Scanning the track names on The Power & The Glory, Wells' second album, it's hard to miss "David & George," a nod to the British Prime Minister and Chancellor Of The Exchequer. You can hear the entitled chuckling of the Bullingdon boys in the tape-loop of maniacal laughter that floats over the track's depth-less, mindlessly distorted beat. The track also displays a formal quality that comes to define the album: the tension between suspension and release, stasis and progress.
The two opening tracks feature the mangled vocals of Dethscalator's Dan Chandler and Factory Floor's Nik Void. Both try to break through the noise to be understood, but they can't. Where Chandler is animalistic, screaming into the darkness, Void sounds inhumanly calm, her voice constantly melting back into a bedrock of ever more distorted thumps. The track doesn't so much progress as decay, and the presence of the human voice, trapped and struggling, is deeply disconcerting amid the blown-out sounds of degraded machinery.

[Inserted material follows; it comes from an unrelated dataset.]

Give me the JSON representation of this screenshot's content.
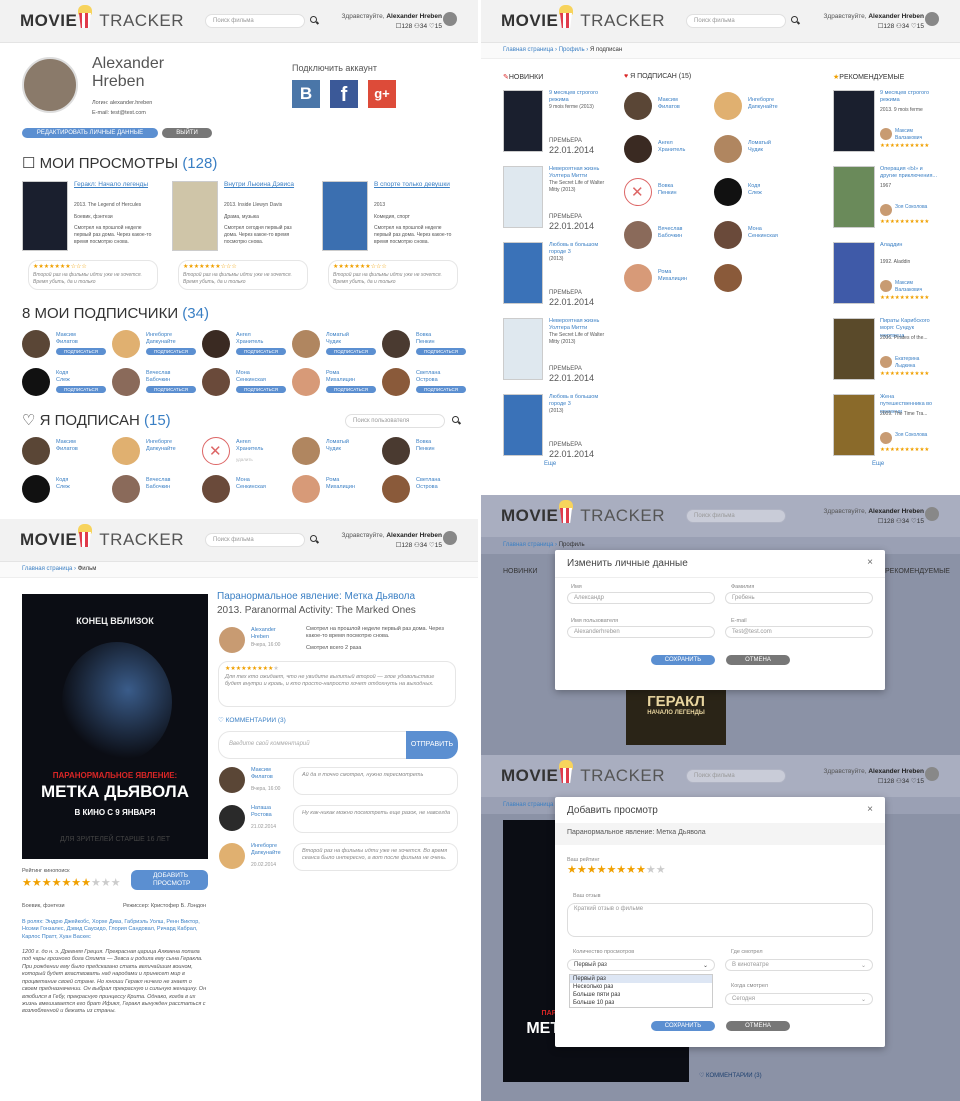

Wicker & Steel, the first Perc album, managed a balance of beats and atmosphere that's rare in techno full-lengths, but the results were never as extreme as they are here. Following the madness of "David & George," "Horse Gum" is five minutes of static, drone and metallic death rattle. The bird chirps and jaunty whistling that open "Dumpster" are slashed by a furious distorted kick. There is no attempt at integration, just a brutal jump from one place to another. The remainder of the track sparks the beginning of the album's generally rowdier final third, blending flashes of broken beats with a frantic, clipped repetition that smacks of Detroit techno artist X-102.
The Power & The Glory is not an explicitly political album. Rather, like all great techno, its power lies in its abstraction, in its transformative repetition. Its glory is in the ecstatic spectacle techno so often evokes—the coming together of masses of bodies and entire buildings shaking from the pound of a kick drum and its attendant feet. Over the course of ten tracks, Wells renders the many feelings that words cannot, a series of atmospheres you feel in your bones but can never name, a power that, in the words of George Orwell, is "constantly increasing and constantly growing subtler." He captures in sound that awesome, terrifying, unshakeable image of the Orwellian imagination: a boot stamping on a human face, forever.